HIV infection comes in three stages.
The Symptoms of HIV/AIDS – the First Stage
The first stage is called acute infection or seroconversion, and it typically happens within two to six weeks after exposure or becoming infected. This is when the body fights against HIV. The symptoms of acute infection look similar to those of the flu. The symptoms may last a week or two and then completely go away as the virus goes into a non-symptomatic stage.
The initial symptoms of acute HIV infection may include:
- Nausea and vomiting
- Aching muscles
- Sore throat

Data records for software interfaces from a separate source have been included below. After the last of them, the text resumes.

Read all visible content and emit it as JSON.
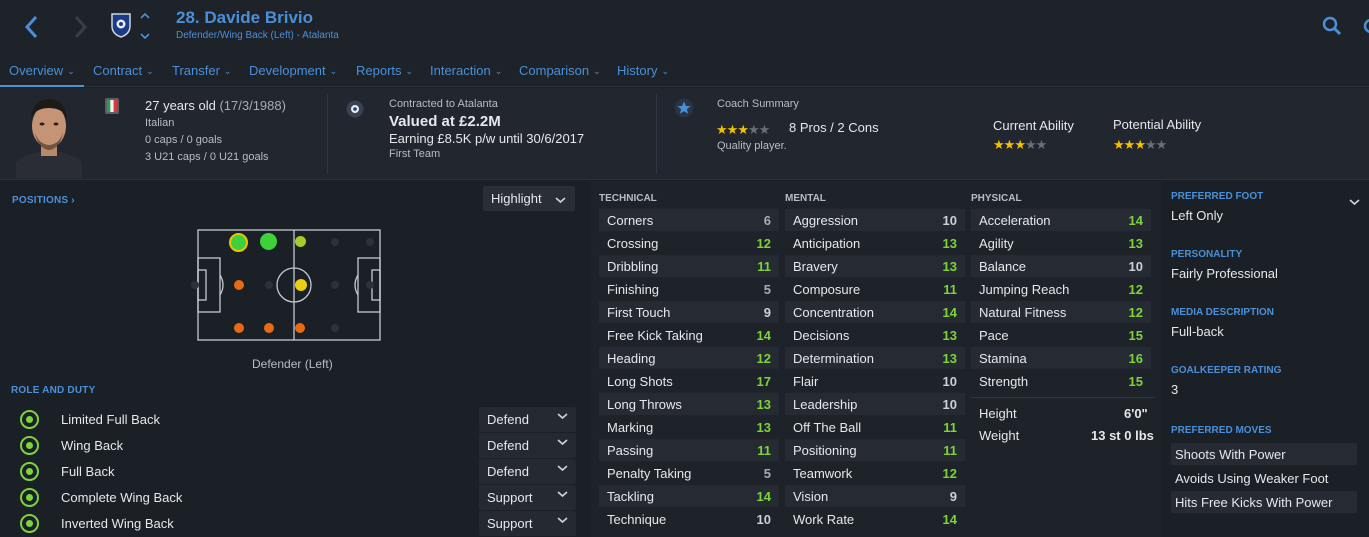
{
  "header": {
    "player_title": "28. Davide Brivio",
    "player_subtitle": "Defender/Wing Back (Left) - Atalanta"
  },
  "nav": {
    "tabs": [
      {
        "label": "Overview"
      },
      {
        "label": "Contract"
      },
      {
        "label": "Transfer"
      },
      {
        "label": "Development"
      },
      {
        "label": "Reports"
      },
      {
        "label": "Interaction"
      },
      {
        "label": "Comparison"
      },
      {
        "label": "History"
      }
    ]
  },
  "info": {
    "age": "27 years old",
    "dob": "(17/3/1988)",
    "nationality": "Italian",
    "caps": "0 caps / 0 goals",
    "u21_caps": "3 U21 caps / 0 U21 goals",
    "contract_label": "Contracted to Atalanta",
    "value": "Valued at £2.2M",
    "earning": "Earning £8.5K p/w until 30/6/2017",
    "squad_status": "First Team",
    "coach_label": "Coach Summary",
    "coach_stars": 3,
    "pros_cons": "8 Pros / 2 Cons",
    "coach_comment": "Quality player.",
    "current_ability_label": "Current Ability",
    "current_ability_stars": 3,
    "potential_ability_label": "Potential Ability",
    "potential_ability_stars": 3
  },
  "positions": {
    "title": "POSITIONS",
    "highlight_label": "Highlight",
    "caption": "Defender (Left)"
  },
  "roles": {
    "title": "ROLE AND DUTY",
    "items": [
      {
        "name": "Limited Full Back",
        "duty": "Defend"
      },
      {
        "name": "Wing Back",
        "duty": "Defend"
      },
      {
        "name": "Full Back",
        "duty": "Defend"
      },
      {
        "name": "Complete Wing Back",
        "duty": "Support"
      },
      {
        "name": "Inverted Wing Back",
        "duty": "Support"
      }
    ]
  },
  "attributes": {
    "technical_title": "TECHNICAL",
    "mental_title": "MENTAL",
    "physical_title": "PHYSICAL",
    "technical": [
      {
        "name": "Corners",
        "value": "6"
      },
      {
        "name": "Crossing",
        "value": "12"
      },
      {
        "name": "Dribbling",
        "value": "11"
      },
      {
        "name": "Finishing",
        "value": "5"
      },
      {
        "name": "First Touch",
        "value": "9"
      },
      {
        "name": "Free Kick Taking",
        "value": "14"
      },
      {
        "name": "Heading",
        "value": "12"
      },
      {
        "name": "Long Shots",
        "value": "17"
      },
      {
        "name": "Long Throws",
        "value": "13"
      },
      {
        "name": "Marking",
        "value": "13"
      },
      {
        "name": "Passing",
        "value": "11"
      },
      {
        "name": "Penalty Taking",
        "value": "5"
      },
      {
        "name": "Tackling",
        "value": "14"
      },
      {
        "name": "Technique",
        "value": "10"
      }
    ],
    "mental": [
      {
        "name": "Aggression",
        "value": "10"
      },
      {
        "name": "Anticipation",
        "value": "13"
      },
      {
        "name": "Bravery",
        "value": "13"
      },
      {
        "name": "Composure",
        "value": "11"
      },
      {
        "name": "Concentration",
        "value": "14"
      },
      {
        "name": "Decisions",
        "value": "13"
      },
      {
        "name": "Determination",
        "value": "13"
      },
      {
        "name": "Flair",
        "value": "10"
      },
      {
        "name": "Leadership",
        "value": "10"
      },
      {
        "name": "Off The Ball",
        "value": "11"
      },
      {
        "name": "Positioning",
        "value": "11"
      },
      {
        "name": "Teamwork",
        "value": "12"
      },
      {
        "name": "Vision",
        "value": "9"
      },
      {
        "name": "Work Rate",
        "value": "14"
      }
    ],
    "physical": [
      {
        "name": "Acceleration",
        "value": "14"
      },
      {
        "name": "Agility",
        "value": "13"
      },
      {
        "name": "Balance",
        "value": "10"
      },
      {
        "name": "Jumping Reach",
        "value": "12"
      },
      {
        "name": "Natural Fitness",
        "value": "12"
      },
      {
        "name": "Pace",
        "value": "15"
      },
      {
        "name": "Stamina",
        "value": "16"
      },
      {
        "name": "Strength",
        "value": "15"
      }
    ],
    "height_label": "Height",
    "height": "6'0\"",
    "weight_label": "Weight",
    "weight": "13 st 0 lbs"
  },
  "side": {
    "preferred_foot_label": "PREFERRED FOOT",
    "preferred_foot": "Left Only",
    "personality_label": "PERSONALITY",
    "personality": "Fairly Professional",
    "media_label": "MEDIA DESCRIPTION",
    "media": "Full-back",
    "gk_label": "GOALKEEPER RATING",
    "gk": "3",
    "moves_label": "PREFERRED MOVES",
    "moves": [
      "Shoots With Power",
      "Avoids Using Weaker Foot",
      "Hits Free Kicks With Power"
    ]
  },
  "colors": {
    "accent": "#4a90d9",
    "good": "#7cd43a",
    "star": "#f2c200"
  }
}
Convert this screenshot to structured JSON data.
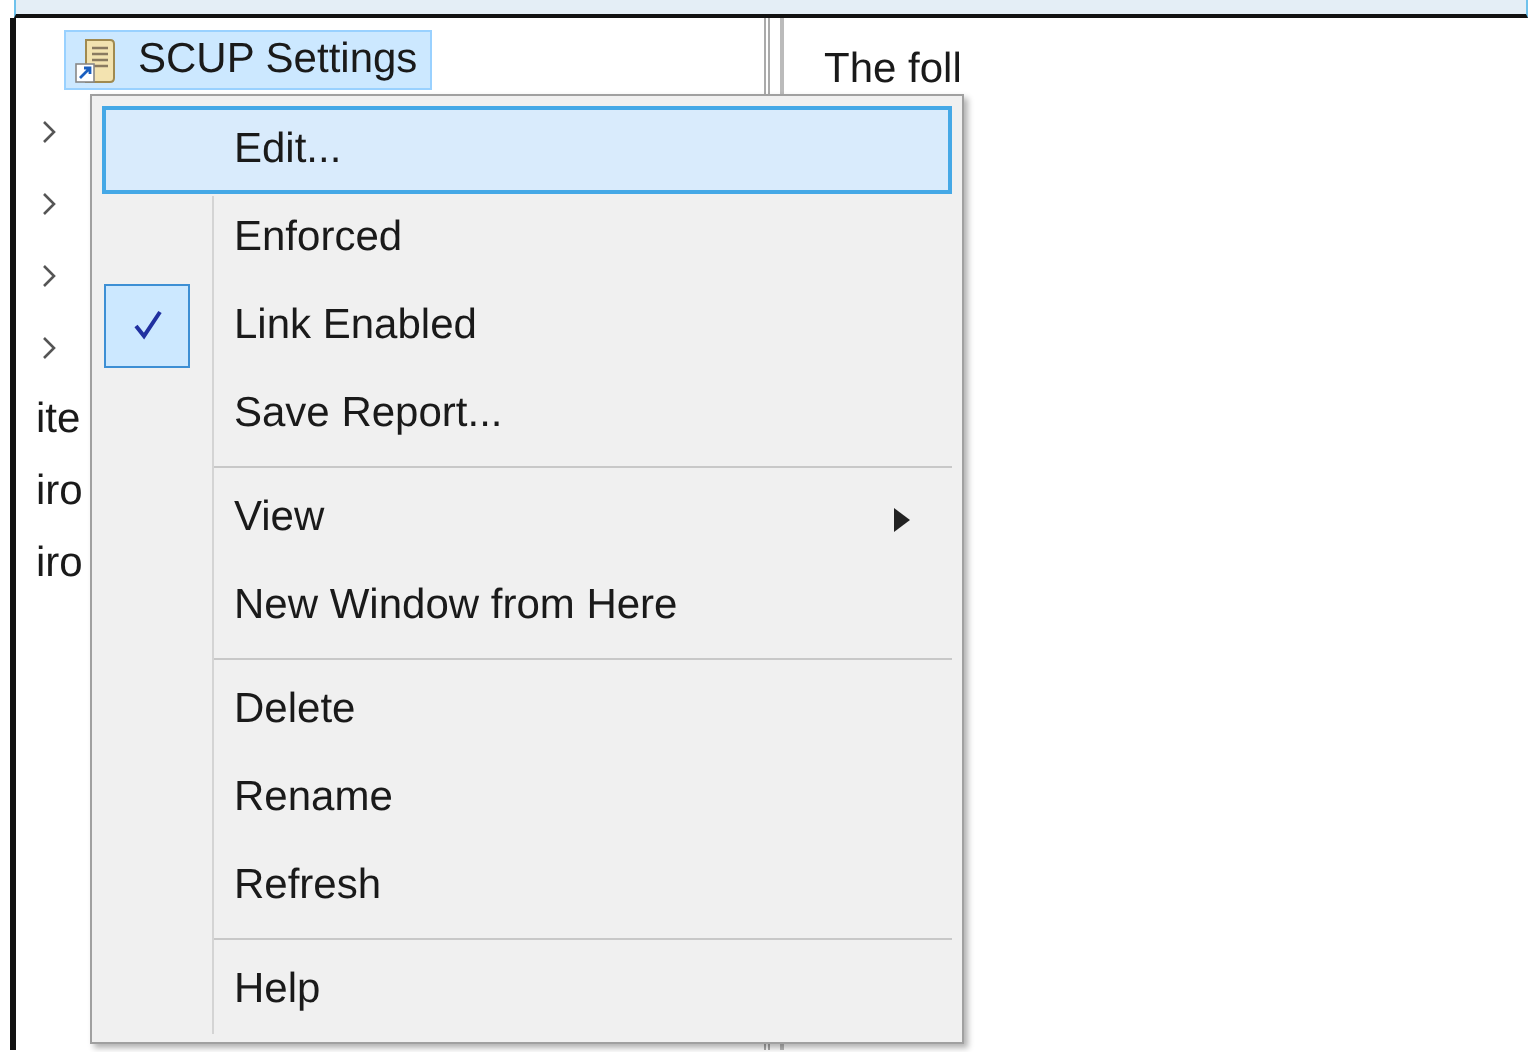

- Red rash that doesn’t itch, usually on the torso.
Call your doctor about HIV infection if you think you have come in contact with HIV. You may be tested for HIV using highly sensitive tests that detect both HIV antigen and HIV antibodies. You may also be given anti-HIV drugs to take for a prescribed period of time. There may be unpleasant side effects to these drugs, but they may stop HIV from infecting you.
Most people don’t know they’ve been infected with HIV, but weeks later they may experience the symptoms of seroconversion. These symptoms mean the body is trying to fight HIV.
The Period Without Symptoms of HIV – the Second Stage
The asymptomatic (or latent ) period, a long period without symptoms, is the second stage because the body loses the battle with HIV. This is when people may not know they are infected and can pass HIV on to others. This period can last 10 or more years. During this period without symptoms, HIV is slowly destroying the immune system.
HIV Infection and AIDS – the Third Stage
AIDS (acquired immune deficiency syndrome) is the advanced stage of HIV infection and diagnosed when the CD4 T-cell number drops below 200.
Someone infected with HIV that has “AIDS defining illness” such as Kaposi’s sarcoma (a form of skin cancer) or pneumocystis pneumonia (a lung disease) can be diagnosed as AIDS regardless of the CD4 T-cell number.
Some people don’t know they were infected with HIV, and only discover their HIV infection after experiencing some of these HIV-related symptoms:
- Being tired all of the time
- Swollen lymph nodes in the neck or groin
- Fever lasting for more than 10 days
- Night sweats
- Unexplained weight loss
- Purplish spots on the skin that don’t go away
- Shortness of breath
- Severe, long-lasting diarrhea
- Yeast infections in the mouth, throat, or vagina
- Easy bruising or unexplained bleeding